§ Exercise prompt:
Nothing should be left out. Give all the data again exactly as written.

★ ★ ★ ★ ★ ★ ★

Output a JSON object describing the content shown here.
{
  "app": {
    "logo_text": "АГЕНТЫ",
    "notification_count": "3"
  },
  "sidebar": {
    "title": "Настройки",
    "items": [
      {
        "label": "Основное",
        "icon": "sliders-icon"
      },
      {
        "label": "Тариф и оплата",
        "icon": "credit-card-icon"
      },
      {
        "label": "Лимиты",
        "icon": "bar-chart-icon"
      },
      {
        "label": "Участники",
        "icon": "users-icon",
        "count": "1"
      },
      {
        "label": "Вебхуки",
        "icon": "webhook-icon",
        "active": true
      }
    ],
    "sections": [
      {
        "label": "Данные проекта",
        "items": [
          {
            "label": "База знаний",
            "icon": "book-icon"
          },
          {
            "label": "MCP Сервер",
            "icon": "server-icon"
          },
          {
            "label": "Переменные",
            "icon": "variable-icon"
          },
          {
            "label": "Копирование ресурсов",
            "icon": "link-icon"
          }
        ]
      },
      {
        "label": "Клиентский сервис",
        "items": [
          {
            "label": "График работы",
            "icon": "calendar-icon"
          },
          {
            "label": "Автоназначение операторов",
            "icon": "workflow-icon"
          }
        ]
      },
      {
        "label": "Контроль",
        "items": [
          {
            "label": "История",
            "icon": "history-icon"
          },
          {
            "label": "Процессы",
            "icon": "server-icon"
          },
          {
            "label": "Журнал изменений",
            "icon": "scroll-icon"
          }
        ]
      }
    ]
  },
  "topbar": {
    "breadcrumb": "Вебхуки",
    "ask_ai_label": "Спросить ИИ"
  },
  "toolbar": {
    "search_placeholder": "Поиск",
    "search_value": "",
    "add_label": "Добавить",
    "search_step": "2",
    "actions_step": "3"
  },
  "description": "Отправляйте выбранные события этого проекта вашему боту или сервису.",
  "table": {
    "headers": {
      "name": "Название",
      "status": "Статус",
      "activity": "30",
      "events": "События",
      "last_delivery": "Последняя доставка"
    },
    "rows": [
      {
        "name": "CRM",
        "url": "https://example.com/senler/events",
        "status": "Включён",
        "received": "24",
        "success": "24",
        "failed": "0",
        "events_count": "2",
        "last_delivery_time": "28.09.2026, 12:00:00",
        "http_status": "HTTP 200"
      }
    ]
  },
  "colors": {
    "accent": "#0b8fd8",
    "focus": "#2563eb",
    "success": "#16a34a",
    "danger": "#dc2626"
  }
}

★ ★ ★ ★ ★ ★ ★

§ Result below:
Output a JSON object describing the content shown here.
{
  "app": {
    "logo_text": "АГЕНТЫ",
    "notification_count": "3"
  },
  "sidebar": {
    "title": "Настройки",
    "items": [
      {
        "label": "Основное",
        "icon": "sliders-icon"
      },
      {
        "label": "Тариф и оплата",
        "icon": "credit-card-icon"
      },
      {
        "label": "Лимиты",
        "icon": "bar-chart-icon"
      },
      {
        "label": "Участники",
        "icon": "users-icon",
        "count": "1"
      },
      {
        "label": "Вебхуки",
        "icon": "webhook-icon",
        "active": true
      }
    ],
    "sections": [
      {
        "label": "Данные проекта",
        "items": [
          {
            "label": "База знаний",
            "icon": "book-icon"
          },
          {
            "label": "MCP Сервер",
            "icon": "server-icon"
          },
          {
            "label": "Переменные",
            "icon": "variable-icon"
          },
          {
            "label": "Копирование ресурсов",
            "icon": "link-icon"
          }
        ]
      },
      {
        "label": "Клиентский сервис",
        "items": [
          {
            "label": "График работы",
            "icon": "calendar-icon"
          },
          {
            "label": "Автоназначение операторов",
            "icon": "workflow-icon"
          }
        ]
      },
      {
        "label": "Контроль",
        "items": [
          {
            "label": "История",
            "icon": "history-icon"
          },
          {
            "label": "Процессы",
            "icon": "server-icon"
          },
          {
            "label": "Журнал изменений",
            "icon": "scroll-icon"
          }
        ]
      }
    ]
  },
  "topbar": {
    "breadcrumb": "Вебхуки",
    "ask_ai_label": "Спросить ИИ"
  },
  "toolbar": {
    "search_placeholder": "Поиск",
    "search_value": "",
    "add_label": "Добавить",
    "search_step": "2",
    "actions_step": "3"
  },
  "description": "Отправляйте выбранные события этого проекта вашему боту или сервису.",
  "table": {
    "headers": {
      "name": "Название",
      "status": "Статус",
      "activity": "30",
      "events": "События",
      "last_delivery": "Последняя доставка"
    },
    "rows": [
      {
        "name": "CRM",
        "url": "https://example.com/senler/events",
        "status": "Включён",
        "received": "24",
        "success": "24",
        "failed": "0",
        "events_count": "2",
        "last_delivery_time": "28.09.2026, 12:00:00",
        "http_status": "HTTP 200"
      }
    ]
  },
  "colors": {
    "accent": "#0b8fd8",
    "focus": "#2563eb",
    "success": "#16a34a",
    "danger": "#dc2626"
  }
}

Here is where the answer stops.